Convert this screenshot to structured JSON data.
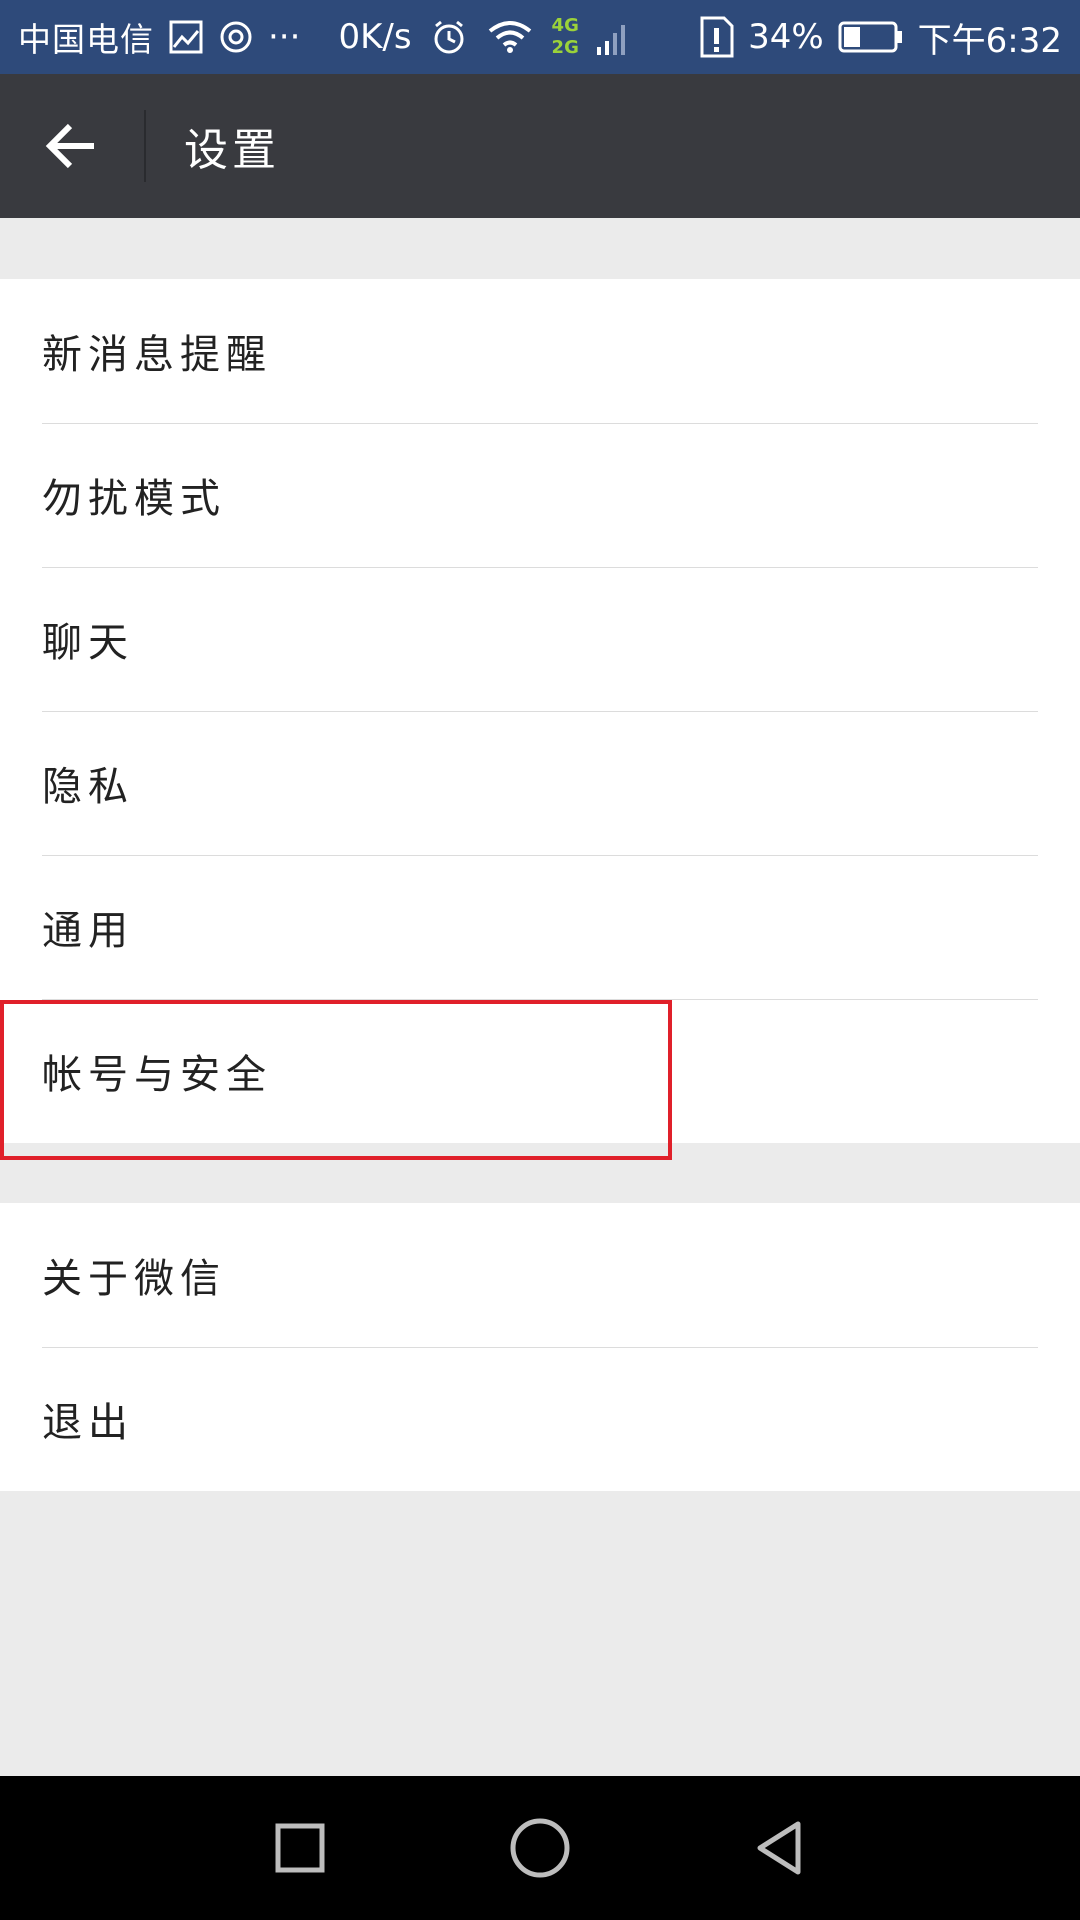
{
  "status_bar": {
    "carrier": "中国电信",
    "more": "···",
    "net_speed": "0K/s",
    "net_type_top": "4G",
    "net_type_bottom": "2G",
    "battery_percent": "34%",
    "time": "下午6:32",
    "battery_level": 0.34
  },
  "title_bar": {
    "title": "设置"
  },
  "settings_group_1": {
    "items": [
      {
        "label": "新消息提醒"
      },
      {
        "label": "勿扰模式"
      },
      {
        "label": "聊天"
      },
      {
        "label": "隐私"
      },
      {
        "label": "通用"
      },
      {
        "label": "帐号与安全"
      }
    ]
  },
  "settings_group_2": {
    "items": [
      {
        "label": "关于微信"
      },
      {
        "label": "退出"
      }
    ]
  },
  "colors": {
    "status_bar_bg": "#2e4a7a",
    "title_bar_bg": "#393a3f",
    "highlight": "#e0202a",
    "page_bg": "#ebebeb"
  },
  "icons": {
    "status": [
      "image-icon",
      "circle-icon",
      "alarm-icon",
      "wifi-icon",
      "signal-icon",
      "sim-alert-icon",
      "battery-icon"
    ],
    "title": [
      "back-arrow-icon"
    ],
    "nav": [
      "recents-square-icon",
      "home-circle-icon",
      "back-triangle-icon"
    ]
  }
}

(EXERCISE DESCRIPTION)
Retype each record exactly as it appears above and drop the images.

(FINAL ANSWER)
Convert this screenshot to structured JSON data.
{
  "status_bar": {
    "carrier": "中国电信",
    "more": "···",
    "net_speed": "0K/s",
    "net_type_top": "4G",
    "net_type_bottom": "2G",
    "battery_percent": "34%",
    "time": "下午6:32",
    "battery_level": 0.34
  },
  "title_bar": {
    "title": "设置"
  },
  "settings_group_1": {
    "items": [
      {
        "label": "新消息提醒"
      },
      {
        "label": "勿扰模式"
      },
      {
        "label": "聊天"
      },
      {
        "label": "隐私"
      },
      {
        "label": "通用"
      },
      {
        "label": "帐号与安全"
      }
    ]
  },
  "settings_group_2": {
    "items": [
      {
        "label": "关于微信"
      },
      {
        "label": "退出"
      }
    ]
  },
  "colors": {
    "status_bar_bg": "#2e4a7a",
    "title_bar_bg": "#393a3f",
    "highlight": "#e0202a",
    "page_bg": "#ebebeb"
  },
  "icons": {
    "status": [
      "image-icon",
      "circle-icon",
      "alarm-icon",
      "wifi-icon",
      "signal-icon",
      "sim-alert-icon",
      "battery-icon"
    ],
    "title": [
      "back-arrow-icon"
    ],
    "nav": [
      "recents-square-icon",
      "home-circle-icon",
      "back-triangle-icon"
    ]
  }
}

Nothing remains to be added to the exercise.